- Material for this task
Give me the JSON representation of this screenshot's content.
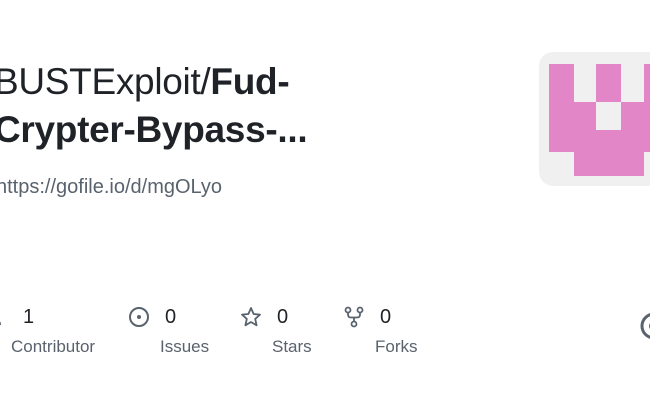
{
  "repo": {
    "owner_prefix": "BUSTExploit/",
    "name_line1": "Fud-",
    "name_line2": "Crypter-Bypass-...",
    "url": "https://gofile.io/d/mgOLyo"
  },
  "colors": {
    "avatar_bg": "#f0f0f0",
    "identicon": "#e386c8",
    "muted_text": "#59636e",
    "icon": "#59636e"
  },
  "stats": [
    {
      "icon": "people-icon",
      "value": "1",
      "label": "Contributor"
    },
    {
      "icon": "issue-opened-icon",
      "value": "0",
      "label": "Issues"
    },
    {
      "icon": "star-icon",
      "value": "0",
      "label": "Stars"
    },
    {
      "icon": "repo-forked-icon",
      "value": "0",
      "label": "Forks"
    }
  ]
}
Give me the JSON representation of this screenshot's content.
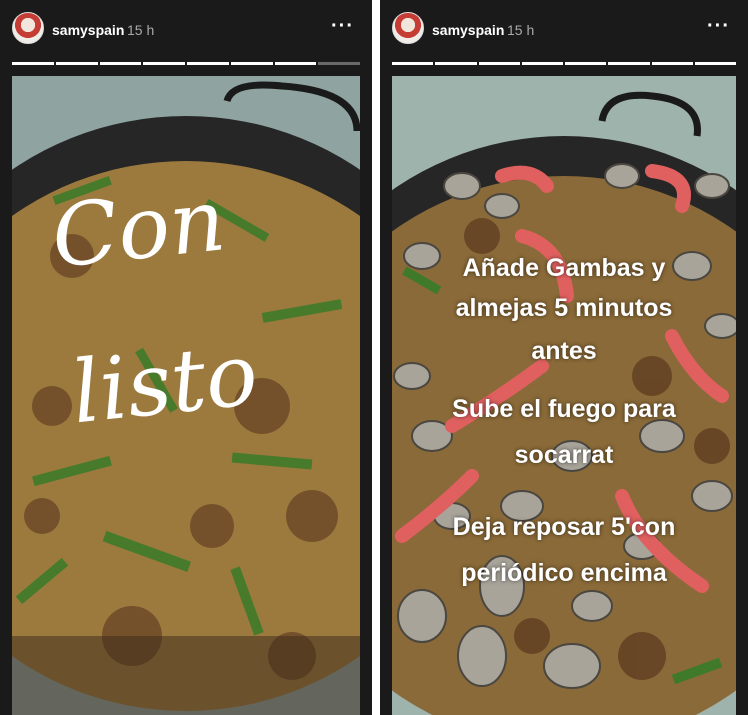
{
  "stories": [
    {
      "username": "samyspain",
      "time": "15 h",
      "more_icon": "···",
      "handwriting": [
        "Con",
        "listo"
      ]
    },
    {
      "username": "samyspain",
      "time": "15 h",
      "more_icon": "···",
      "overlay_lines": [
        "Añade Gambas y",
        "almejas 5 minutos",
        "antes",
        "Sube el fuego para",
        "socarrat",
        "Deja reposar 5'con",
        "periódico encima"
      ]
    }
  ],
  "colors": {
    "background": "#1a1a1a",
    "pan_rim": "#2b2b2b",
    "rice": "#9c7a3e",
    "green_bean": "#3f7a2a",
    "shrimp": "#e06060",
    "clam": "#a8a49a"
  }
}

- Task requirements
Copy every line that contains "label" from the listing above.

- Written answer
      "label": "Contributor"
      "label": "Issues"
      "label": "Stars"
      "label": "Forks"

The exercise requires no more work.